Dartmouth baseball players step up to the plate in summer league ball

Dartmouth baseball athletes discuss summer league ball in the midst of sophomore summer.

by Lenox Huh | 8/11/23 1:00am

by Hannah Li / The Dartmouth

For collegiate baseball players, summer is far from a break, as they trade textbooks for gloves and the lecture hall for the pitcher’s mound. Although summer leagues vary by duration, region and skill requirement, each offers a unique opportunity for NCAA student athletes — allowing them to hone their skills, maintain shape in the off-season and improve their potential draft-stock for Major League scouts and recruiters. The Dartmouth sat down with baseball players at the College to find out why they chose to devote their summers to such demanding leagues. 

Shortstop Tyler Cox ’24 shared his perspective on the commitment level for the summer league. 

“Playing in summer leagues is both an incredible opportunity and a significant sacrifice,” he said. “We know that by investing our summers into these competitive leagues, we’re investing in our potential success as baseball players.”

 According to catcher Luke Carroll ’25, players often miss out on the enriching academic and social experience of sophomore summer to participate in the summer league, choosing instead to continue their training and competition.

“The experience that we miss out on by being ‘off’ during sophomore summer is tough, but the reality is we came to Dartmouth with the goal of excelling on the baseball field,” Carrol said. “From what I’ve heard, it’s a great time and awesome bonding experience, but that sacrifice is something that we are aware of even before committing. Dartmouth baseball is important to us, and preparing ourselves for the upcoming season is our main priority.”
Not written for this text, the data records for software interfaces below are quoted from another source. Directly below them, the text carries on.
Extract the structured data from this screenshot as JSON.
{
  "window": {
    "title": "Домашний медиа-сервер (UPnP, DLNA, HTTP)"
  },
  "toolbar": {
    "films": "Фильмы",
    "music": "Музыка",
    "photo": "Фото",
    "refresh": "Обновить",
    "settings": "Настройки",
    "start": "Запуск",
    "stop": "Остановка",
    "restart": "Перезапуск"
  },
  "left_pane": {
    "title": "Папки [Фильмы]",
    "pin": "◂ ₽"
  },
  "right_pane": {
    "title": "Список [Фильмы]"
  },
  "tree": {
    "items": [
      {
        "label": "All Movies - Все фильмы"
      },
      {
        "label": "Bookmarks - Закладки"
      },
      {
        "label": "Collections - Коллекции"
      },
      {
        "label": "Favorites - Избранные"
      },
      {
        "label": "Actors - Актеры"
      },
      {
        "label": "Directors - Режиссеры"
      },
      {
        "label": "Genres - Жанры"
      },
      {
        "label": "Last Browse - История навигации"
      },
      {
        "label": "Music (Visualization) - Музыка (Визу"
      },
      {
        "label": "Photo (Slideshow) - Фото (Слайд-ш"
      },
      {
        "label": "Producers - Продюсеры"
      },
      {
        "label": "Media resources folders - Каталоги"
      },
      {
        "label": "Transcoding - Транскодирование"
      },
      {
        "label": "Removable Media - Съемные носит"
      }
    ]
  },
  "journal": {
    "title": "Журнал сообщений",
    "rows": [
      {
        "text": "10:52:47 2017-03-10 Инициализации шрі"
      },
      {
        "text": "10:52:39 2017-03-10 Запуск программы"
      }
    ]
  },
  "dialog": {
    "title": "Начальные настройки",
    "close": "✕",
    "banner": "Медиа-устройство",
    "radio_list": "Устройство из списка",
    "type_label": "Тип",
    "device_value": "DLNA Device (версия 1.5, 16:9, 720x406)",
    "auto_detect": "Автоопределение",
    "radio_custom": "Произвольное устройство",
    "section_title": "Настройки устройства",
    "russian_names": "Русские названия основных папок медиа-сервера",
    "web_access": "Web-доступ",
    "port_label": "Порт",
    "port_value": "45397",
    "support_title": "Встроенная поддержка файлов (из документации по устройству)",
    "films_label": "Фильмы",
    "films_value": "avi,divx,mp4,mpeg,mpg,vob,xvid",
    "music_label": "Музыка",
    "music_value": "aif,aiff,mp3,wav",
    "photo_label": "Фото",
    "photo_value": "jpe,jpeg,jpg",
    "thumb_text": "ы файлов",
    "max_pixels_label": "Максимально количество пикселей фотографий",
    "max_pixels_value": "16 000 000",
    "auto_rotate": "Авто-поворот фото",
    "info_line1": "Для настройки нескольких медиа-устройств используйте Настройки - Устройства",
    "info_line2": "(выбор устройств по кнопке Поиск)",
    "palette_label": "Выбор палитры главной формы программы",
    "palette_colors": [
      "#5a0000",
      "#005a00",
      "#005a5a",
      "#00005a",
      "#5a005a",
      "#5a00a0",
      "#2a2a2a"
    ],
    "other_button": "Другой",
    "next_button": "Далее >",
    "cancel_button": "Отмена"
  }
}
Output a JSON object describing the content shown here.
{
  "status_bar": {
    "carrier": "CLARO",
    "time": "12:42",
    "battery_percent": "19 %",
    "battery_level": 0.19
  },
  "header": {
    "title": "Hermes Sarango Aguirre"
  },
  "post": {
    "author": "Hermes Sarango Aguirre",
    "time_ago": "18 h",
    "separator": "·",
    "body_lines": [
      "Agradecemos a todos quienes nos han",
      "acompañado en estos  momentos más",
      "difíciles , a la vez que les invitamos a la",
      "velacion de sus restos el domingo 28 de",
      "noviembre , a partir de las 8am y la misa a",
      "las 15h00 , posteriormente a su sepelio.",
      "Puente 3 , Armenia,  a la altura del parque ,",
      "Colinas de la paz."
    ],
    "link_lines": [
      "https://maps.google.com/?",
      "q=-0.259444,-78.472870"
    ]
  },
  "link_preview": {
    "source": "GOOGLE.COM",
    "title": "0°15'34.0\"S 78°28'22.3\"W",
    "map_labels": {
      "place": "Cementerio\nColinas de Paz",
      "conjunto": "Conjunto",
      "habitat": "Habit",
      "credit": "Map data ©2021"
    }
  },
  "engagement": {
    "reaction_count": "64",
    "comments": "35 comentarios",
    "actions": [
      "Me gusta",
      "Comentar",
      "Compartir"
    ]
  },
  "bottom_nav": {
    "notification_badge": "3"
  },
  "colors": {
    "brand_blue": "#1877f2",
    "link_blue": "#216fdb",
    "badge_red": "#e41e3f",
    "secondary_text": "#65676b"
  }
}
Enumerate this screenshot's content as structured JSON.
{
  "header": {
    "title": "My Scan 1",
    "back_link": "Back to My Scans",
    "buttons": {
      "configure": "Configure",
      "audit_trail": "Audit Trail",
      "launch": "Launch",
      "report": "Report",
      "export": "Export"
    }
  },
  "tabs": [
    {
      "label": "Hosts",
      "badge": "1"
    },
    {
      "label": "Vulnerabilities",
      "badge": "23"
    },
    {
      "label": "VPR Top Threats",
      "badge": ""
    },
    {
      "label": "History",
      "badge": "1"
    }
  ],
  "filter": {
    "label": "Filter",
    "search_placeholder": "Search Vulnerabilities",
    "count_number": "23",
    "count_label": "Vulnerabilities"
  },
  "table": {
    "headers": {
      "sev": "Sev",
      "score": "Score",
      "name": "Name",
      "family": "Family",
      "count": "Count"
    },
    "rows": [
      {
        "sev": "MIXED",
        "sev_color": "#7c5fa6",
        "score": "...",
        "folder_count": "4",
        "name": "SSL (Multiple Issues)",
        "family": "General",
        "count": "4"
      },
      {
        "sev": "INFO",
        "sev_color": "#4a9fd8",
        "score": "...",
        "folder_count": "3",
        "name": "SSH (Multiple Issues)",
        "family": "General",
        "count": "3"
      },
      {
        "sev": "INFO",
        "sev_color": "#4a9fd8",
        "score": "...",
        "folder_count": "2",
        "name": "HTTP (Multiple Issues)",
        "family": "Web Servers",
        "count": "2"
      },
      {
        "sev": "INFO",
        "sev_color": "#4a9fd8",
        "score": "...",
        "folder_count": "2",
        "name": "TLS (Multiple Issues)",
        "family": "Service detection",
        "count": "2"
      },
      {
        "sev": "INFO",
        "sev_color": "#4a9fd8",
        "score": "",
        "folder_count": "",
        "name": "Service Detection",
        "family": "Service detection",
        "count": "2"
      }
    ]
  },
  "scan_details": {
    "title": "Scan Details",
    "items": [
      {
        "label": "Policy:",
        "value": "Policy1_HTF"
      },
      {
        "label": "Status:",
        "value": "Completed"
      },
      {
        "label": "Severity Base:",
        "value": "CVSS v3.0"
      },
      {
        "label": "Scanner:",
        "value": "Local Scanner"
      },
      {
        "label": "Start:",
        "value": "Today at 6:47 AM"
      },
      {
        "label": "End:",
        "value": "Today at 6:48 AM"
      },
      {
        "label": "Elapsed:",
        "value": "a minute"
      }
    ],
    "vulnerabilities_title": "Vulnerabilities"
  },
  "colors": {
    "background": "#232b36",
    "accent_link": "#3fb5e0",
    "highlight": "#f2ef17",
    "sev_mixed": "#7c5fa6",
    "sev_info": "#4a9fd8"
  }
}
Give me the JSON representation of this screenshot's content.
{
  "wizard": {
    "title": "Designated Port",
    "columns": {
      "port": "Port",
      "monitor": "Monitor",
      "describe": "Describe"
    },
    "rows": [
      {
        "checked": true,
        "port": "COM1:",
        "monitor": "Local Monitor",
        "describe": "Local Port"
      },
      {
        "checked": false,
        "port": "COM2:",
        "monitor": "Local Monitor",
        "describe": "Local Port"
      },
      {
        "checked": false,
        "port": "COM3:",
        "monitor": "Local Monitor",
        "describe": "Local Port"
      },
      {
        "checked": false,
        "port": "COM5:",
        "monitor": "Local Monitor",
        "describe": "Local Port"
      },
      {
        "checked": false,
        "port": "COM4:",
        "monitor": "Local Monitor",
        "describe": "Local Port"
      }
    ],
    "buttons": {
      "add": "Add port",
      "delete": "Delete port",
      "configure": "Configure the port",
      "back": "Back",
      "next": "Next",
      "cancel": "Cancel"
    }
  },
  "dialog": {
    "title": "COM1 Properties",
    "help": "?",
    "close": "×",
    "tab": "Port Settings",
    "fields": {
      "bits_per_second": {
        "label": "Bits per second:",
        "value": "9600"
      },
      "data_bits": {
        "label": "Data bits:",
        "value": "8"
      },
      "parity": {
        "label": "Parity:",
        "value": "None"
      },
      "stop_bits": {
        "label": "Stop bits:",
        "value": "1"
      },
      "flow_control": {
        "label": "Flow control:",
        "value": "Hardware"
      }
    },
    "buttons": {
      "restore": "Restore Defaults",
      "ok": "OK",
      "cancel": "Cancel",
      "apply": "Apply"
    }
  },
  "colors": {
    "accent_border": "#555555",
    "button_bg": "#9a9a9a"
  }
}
Relief pitcher Jeff Lee ’25 said the decision to participate in summer leagues can also limit internship opportunities,  since many students use the summer to engage in off-campus internship or work programs.

“It’s not an easy choice, especially considering what we miss out on at Dartmouth, but it’s a decision we make with our eyes set on the future.”

The Dartmouth baseball team is coming off one of its most challenging seasons in program history, according to The Dartmouth’s past coverage. With a combined record of 1-13 at home, 2-19 in Ivy League play and finishing 3-38 overall, Dartmouth baseball finished the 2023 season with its worst record in recent memory, according to Dartmouth College Athletics. 

While the past season may have presented its fair share of obstacles and disappointments, it has also served as a driving force for players to come back stronger, more determined and ready to rewrite their narrative, according to some players.

“[The summer season is] all preparation for the spring, and it often shows when you return to campus in the fall if you played summer ball or not,” outfielder Jackson Hower ’25 said.

The answer to what drives Dartmouth baseball players to commit their summers to such demanding leagues lies in the undeniable value these leagues provide. The summer provides an opportunity for collegiate players to prove themselves, to showcase their talent and determination and to potentially carve a path toward a professional baseball career, as they compete in front of scouts and recruiters from MLB.

As Dartmouth’s baseball players embark on their summer league journeys, they do so with a determination that goes beyond the diamond. While the challenges may be steep for the upcoming season, the team seems poised to seize the opportunities that lie ahead, embracing the summer as a season of growth and transformation.